On the day after Christmas, a house on the 1100 block of 38th Avenue E. was entered by suspects who kicked in the back door and "sacked" several rooms.  Among the items stolen were two hard drives, a camera tripod, and a Nikon camera.  The victims were apparently the house guests of the homeowners (who were away at the time), and the suspects mercifully did not steal the visitors' passports.  While in the house, the suspects attempted to pry open an upstairs safe with a crowbar; but when they couldn't get it open they rolled the safe down the stairs, causing "significant damage."  There were two other burglaries reported in the neighborhood in December, though the details were not immediately available to us.

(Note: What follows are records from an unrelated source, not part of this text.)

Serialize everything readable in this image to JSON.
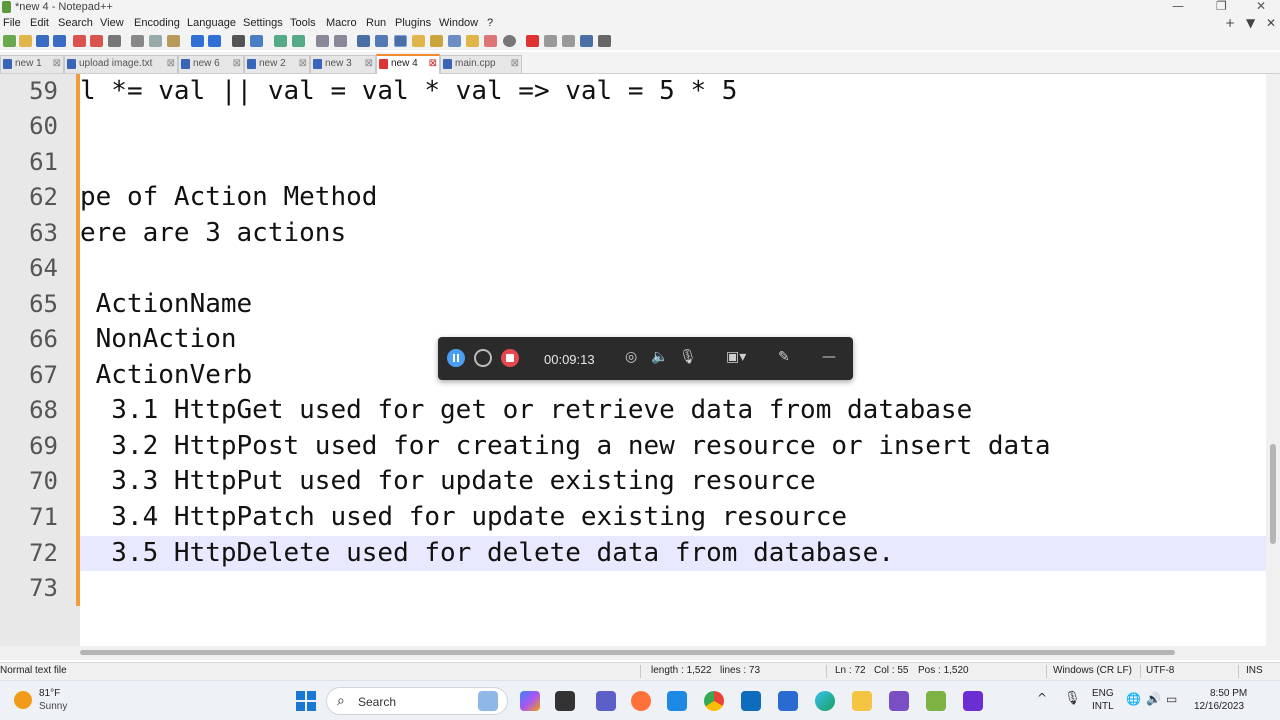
{
  "window": {
    "title": "*new 4 - Notepad++",
    "minimize_glyph": "—",
    "restore_glyph": "❐",
    "close_glyph": "✕"
  },
  "menu": {
    "items": [
      "File",
      "Edit",
      "Search",
      "View",
      "Encoding",
      "Language",
      "Settings",
      "Tools",
      "Macro",
      "Run",
      "Plugins",
      "Window",
      "?"
    ],
    "right_controls": [
      "+",
      "▼",
      "✕"
    ]
  },
  "toolbar": {
    "icons": [
      "new-file-icon",
      "open-file-icon",
      "save-icon",
      "save-all-icon",
      "close-icon",
      "close-all-icon",
      "print-icon",
      "cut-icon",
      "copy-icon",
      "paste-icon",
      "undo-icon",
      "redo-icon",
      "find-icon",
      "replace-icon",
      "zoom-in-icon",
      "zoom-out-icon",
      "sync-v-icon",
      "sync-h-icon",
      "word-wrap-icon",
      "all-chars-icon",
      "indent-guide-icon",
      "udl-icon",
      "doc-map-icon",
      "function-list-icon",
      "folder-workspace-icon",
      "monitor-icon",
      "record-macro-icon",
      "stop-macro-icon",
      "play-macro-icon",
      "run-macro-icon",
      "save-macro-icon"
    ]
  },
  "tabs": [
    {
      "label": "new 1",
      "active": false
    },
    {
      "label": "upload image.txt",
      "active": false
    },
    {
      "label": "new 6",
      "active": false
    },
    {
      "label": "new 2",
      "active": false
    },
    {
      "label": "new 3",
      "active": false
    },
    {
      "label": "new 4",
      "active": true
    },
    {
      "label": "main.cpp",
      "active": false
    }
  ],
  "editor": {
    "current_line": 72,
    "lines": [
      {
        "num": "59",
        "text": "l *= val || val = val * val => val = 5 * 5"
      },
      {
        "num": "60",
        "text": ""
      },
      {
        "num": "61",
        "text": ""
      },
      {
        "num": "62",
        "text": "pe of Action Method"
      },
      {
        "num": "63",
        "text": "ere are 3 actions"
      },
      {
        "num": "64",
        "text": ""
      },
      {
        "num": "65",
        "text": " ActionName"
      },
      {
        "num": "66",
        "text": " NonAction"
      },
      {
        "num": "67",
        "text": " ActionVerb"
      },
      {
        "num": "68",
        "text": "  3.1 HttpGet used for get or retrieve data from database"
      },
      {
        "num": "69",
        "text": "  3.2 HttpPost used for creating a new resource or insert data"
      },
      {
        "num": "70",
        "text": "  3.3 HttpPut used for update existing resource"
      },
      {
        "num": "71",
        "text": "  3.4 HttpPatch used for update existing resource"
      },
      {
        "num": "72",
        "text": "  3.5 HttpDelete used for delete data from database."
      },
      {
        "num": "73",
        "text": ""
      }
    ]
  },
  "recorder": {
    "timer": "00:09:13",
    "icons": [
      "pause-icon",
      "restart-icon",
      "stop-icon",
      "webcam-icon",
      "speaker-icon",
      "microphone-icon",
      "screenshot-icon",
      "pen-icon",
      "minimize-icon"
    ]
  },
  "statusbar": {
    "file_type": "Normal text file",
    "length": "length : 1,522",
    "lines": "lines : 73",
    "ln": "Ln : 72",
    "col": "Col : 55",
    "pos": "Pos : 1,520",
    "eol": "Windows (CR LF)",
    "encoding": "UTF-8",
    "mode": "INS"
  },
  "taskbar": {
    "weather_temp": "81°F",
    "weather_condition": "Sunny",
    "search_label": "Search",
    "language_line1": "ENG",
    "language_line2": "INTL",
    "time": "8:50 PM",
    "date": "12/16/2023",
    "apps": [
      "file-explorer-icon",
      "copilot-icon",
      "terminal-icon",
      "teams-icon",
      "firefox-icon",
      "vscode-icon",
      "chrome-icon",
      "mail-icon",
      "store-icon",
      "edge-icon",
      "folder-icon",
      "visual-studio-icon",
      "notepad-plus-plus-icon",
      "clipchamp-icon"
    ]
  },
  "colors": {
    "fold_margin": "#f39c3c",
    "current_line_highlight": "#e8e8ff",
    "recorder_bg": "#2b2b2b",
    "active_tab_accent": "#f38b2c"
  }
}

During the month there was also one car theft (from the 2500 block on Canterbury Lane E. on December 28), and four car prowls (two on December 11 on the 2300 and 2000 blocks of 43rd Avenue E., one at 43rd Avenue E. and E. Howe St. on December 5, and one of the 2000 block of E. McGilvra Boulevard E. on December 28.)

[Map Key:  Starburst icons represent building/house break-ins, solid-car icons represent vehicle thefts, non-solid car icons represent car break-ins, and dollar-sign icons represent fraud, usually credit card or identity theft or both.]

Friday, January 10, 2014

No bubble for the Tennis Club

Hearing examiner upholds decision

The City of Seattle's Hearing Examiner has denied the appeal by the Seattle Tennis Club of an earlier decision denying the the private club's proposal to add coverings (perhaps along the lines of the graphic above) to two tennis courts at the facility.  The coverings would have provided "seasonal weather protection" for the courts during the bad months each year.   Some neighbors whose views might have been impacted by the erection of a 'tennis bubble' at the Club (922 McGivlra Boulevard E.) were concerned that the Hearing Examiner might rule in the STC's favor.  That didn't happen.

The decision affirms the original conclusion of the Department of Planning & Development that because the Club is located in an Urban Residential Shoreline Environment (where clubs are prohibited), as well as in an area zoned for Single Family housing (where clubs are also prohibited), STC must go through a shoreline variance application to add a building to its already nonconforming site. It is unlikely that the STC will be undertaking that arduous process, though there was no comment from Club management today.

The Madison Park Times broke the original story concerning the Club's request to add the bubble.  The story was later picked up by KIRO-TV (to see that story, click here.)

Monday, January 6, 2014

We're back on the beat

While we were away...

Since our last posting in 2013, the Christmas Ships came and went, we had a bit of snow, construction got underway on the new HomeStreet Bank branch (formerly Tully's), and neighborhood flower shop, Best Buds, shut its doors.  The community, meanwhile, has been assailed by the sound of pile driving (520-related), a rash of hit-and-run events (all involving parked cars, fortunately), and a mini-controversy over the Seattle Tennis Club's attempt to get approval to install a seasonal tennis court "bubble" on its property.

Now we're all caught up.